## ASSIGNMENT
Check every line of the data below for the string "subtitle", and copy the ones that hold it.

## STUDY MATERIAL
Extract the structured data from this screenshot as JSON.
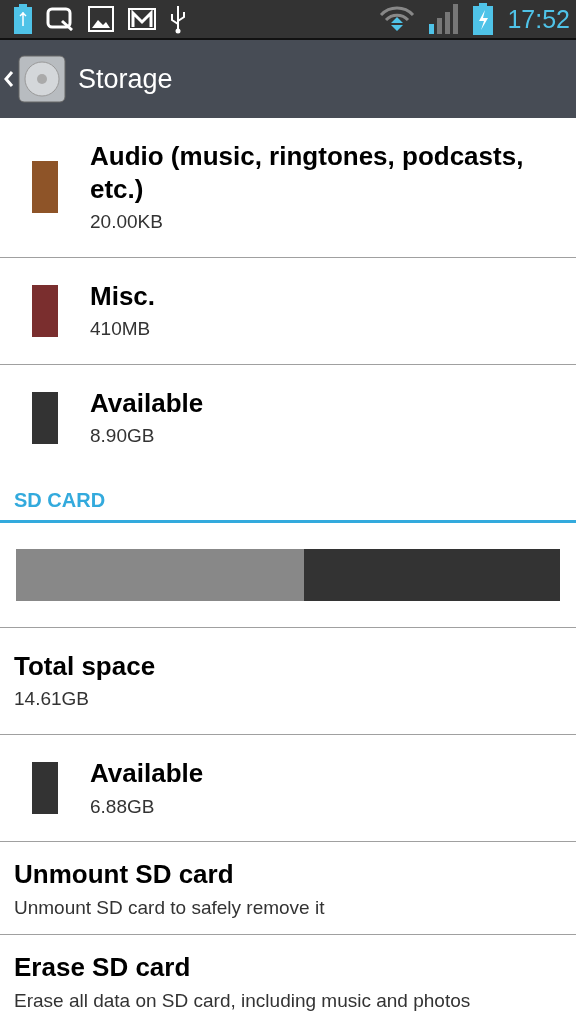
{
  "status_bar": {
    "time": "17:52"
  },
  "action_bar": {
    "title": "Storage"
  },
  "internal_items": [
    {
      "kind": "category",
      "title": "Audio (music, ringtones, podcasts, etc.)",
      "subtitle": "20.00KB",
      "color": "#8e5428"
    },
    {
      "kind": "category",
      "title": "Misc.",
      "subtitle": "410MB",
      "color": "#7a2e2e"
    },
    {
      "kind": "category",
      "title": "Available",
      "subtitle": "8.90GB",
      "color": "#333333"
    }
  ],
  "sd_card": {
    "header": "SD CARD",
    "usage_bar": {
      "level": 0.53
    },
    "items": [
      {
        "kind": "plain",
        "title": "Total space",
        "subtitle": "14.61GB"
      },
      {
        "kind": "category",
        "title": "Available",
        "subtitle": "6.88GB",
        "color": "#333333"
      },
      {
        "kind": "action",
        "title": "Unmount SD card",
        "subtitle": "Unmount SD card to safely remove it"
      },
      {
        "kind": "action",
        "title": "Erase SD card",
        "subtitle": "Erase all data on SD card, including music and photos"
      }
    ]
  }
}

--

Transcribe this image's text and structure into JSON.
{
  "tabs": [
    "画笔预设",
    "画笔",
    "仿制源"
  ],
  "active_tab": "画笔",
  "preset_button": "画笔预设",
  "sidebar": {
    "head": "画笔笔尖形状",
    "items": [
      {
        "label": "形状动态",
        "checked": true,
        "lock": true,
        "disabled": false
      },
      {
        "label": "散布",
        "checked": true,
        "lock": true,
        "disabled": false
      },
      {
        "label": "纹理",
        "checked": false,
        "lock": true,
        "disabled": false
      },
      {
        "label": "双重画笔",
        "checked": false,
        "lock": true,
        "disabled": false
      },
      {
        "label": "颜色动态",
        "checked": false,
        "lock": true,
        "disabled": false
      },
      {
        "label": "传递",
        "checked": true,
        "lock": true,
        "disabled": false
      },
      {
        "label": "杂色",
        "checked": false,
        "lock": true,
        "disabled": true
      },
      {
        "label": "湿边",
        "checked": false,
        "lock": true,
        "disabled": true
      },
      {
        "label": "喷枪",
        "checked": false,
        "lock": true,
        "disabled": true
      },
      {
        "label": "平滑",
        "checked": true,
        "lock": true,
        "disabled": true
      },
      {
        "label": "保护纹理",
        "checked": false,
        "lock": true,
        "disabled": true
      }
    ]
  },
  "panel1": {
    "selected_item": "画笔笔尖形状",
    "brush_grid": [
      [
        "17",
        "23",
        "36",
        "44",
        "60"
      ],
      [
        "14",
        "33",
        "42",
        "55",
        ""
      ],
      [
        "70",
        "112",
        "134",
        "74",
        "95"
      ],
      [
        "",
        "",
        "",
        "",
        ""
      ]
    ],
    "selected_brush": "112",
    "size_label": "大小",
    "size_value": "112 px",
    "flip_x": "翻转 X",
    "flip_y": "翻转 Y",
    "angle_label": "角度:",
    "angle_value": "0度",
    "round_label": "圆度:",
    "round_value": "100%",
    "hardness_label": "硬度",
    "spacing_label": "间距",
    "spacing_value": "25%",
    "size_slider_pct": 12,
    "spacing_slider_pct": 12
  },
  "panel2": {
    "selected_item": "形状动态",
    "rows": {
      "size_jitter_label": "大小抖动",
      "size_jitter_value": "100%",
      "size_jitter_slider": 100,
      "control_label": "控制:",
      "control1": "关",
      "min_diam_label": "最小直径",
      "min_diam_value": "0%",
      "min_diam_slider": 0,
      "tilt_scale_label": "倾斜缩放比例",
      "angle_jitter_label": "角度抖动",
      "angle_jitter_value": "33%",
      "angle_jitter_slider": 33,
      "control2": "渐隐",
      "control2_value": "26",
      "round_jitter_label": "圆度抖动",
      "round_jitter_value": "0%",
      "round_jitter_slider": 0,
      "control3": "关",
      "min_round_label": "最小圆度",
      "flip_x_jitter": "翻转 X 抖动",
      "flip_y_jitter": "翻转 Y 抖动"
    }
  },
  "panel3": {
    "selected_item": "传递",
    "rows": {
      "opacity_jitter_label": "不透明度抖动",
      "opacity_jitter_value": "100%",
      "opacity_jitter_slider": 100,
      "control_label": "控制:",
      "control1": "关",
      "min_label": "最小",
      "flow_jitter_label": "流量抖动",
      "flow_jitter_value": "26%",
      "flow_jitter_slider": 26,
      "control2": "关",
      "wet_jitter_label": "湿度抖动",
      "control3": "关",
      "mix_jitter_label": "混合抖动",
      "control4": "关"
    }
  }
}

## ANSWER SECTION
      "subtitle": "20.00KB",
      "subtitle": "410MB",
      "subtitle": "8.90GB",
        "subtitle": "14.61GB"
        "subtitle": "6.88GB",
        "subtitle": "Unmount SD card to safely remove it"
        "subtitle": "Erase all data on SD card, including music and photos"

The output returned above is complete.